>>>

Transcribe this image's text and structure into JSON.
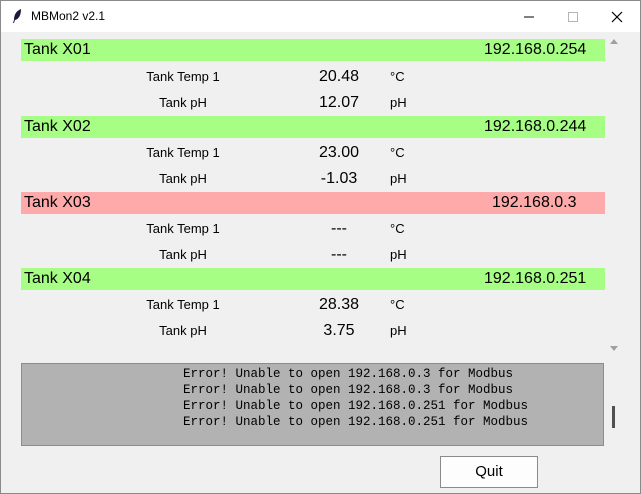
{
  "window": {
    "title": "MBMon2 v2.1"
  },
  "tanks": [
    {
      "name": "Tank X01",
      "ip": "192.168.0.254",
      "status": "ok",
      "readings": [
        {
          "label": "Tank Temp 1",
          "value": "20.48",
          "unit": "°C"
        },
        {
          "label": "Tank pH",
          "value": "12.07",
          "unit": "pH"
        }
      ]
    },
    {
      "name": "Tank X02",
      "ip": "192.168.0.244",
      "status": "ok",
      "readings": [
        {
          "label": "Tank Temp 1",
          "value": "23.00",
          "unit": "°C"
        },
        {
          "label": "Tank pH",
          "value": "-1.03",
          "unit": "pH"
        }
      ]
    },
    {
      "name": "Tank X03",
      "ip": "192.168.0.3",
      "status": "error",
      "readings": [
        {
          "label": "Tank Temp 1",
          "value": "---",
          "unit": "°C"
        },
        {
          "label": "Tank pH",
          "value": "---",
          "unit": "pH"
        }
      ]
    },
    {
      "name": "Tank X04",
      "ip": "192.168.0.251",
      "status": "ok",
      "readings": [
        {
          "label": "Tank Temp 1",
          "value": "28.38",
          "unit": "°C"
        },
        {
          "label": "Tank pH",
          "value": "3.75",
          "unit": "pH"
        }
      ]
    }
  ],
  "log": [
    "Error! Unable to open 192.168.0.3 for Modbus",
    "Error! Unable to open 192.168.0.3 for Modbus",
    "Error! Unable to open 192.168.0.251 for Modbus",
    "Error! Unable to open 192.168.0.251 for Modbus"
  ],
  "buttons": {
    "quit": "Quit"
  },
  "colors": {
    "ok": "#a6ff84",
    "error": "#ffaaaa",
    "log_bg": "#b2b2b2"
  }
}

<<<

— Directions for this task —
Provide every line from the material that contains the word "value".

— Response to the exercise —
          "value": "20.48",
          "value": "12.07",
          "value": "23.00",
          "value": "-1.03",
          "value": "---",
          "value": "---",
          "value": "28.38",
          "value": "3.75",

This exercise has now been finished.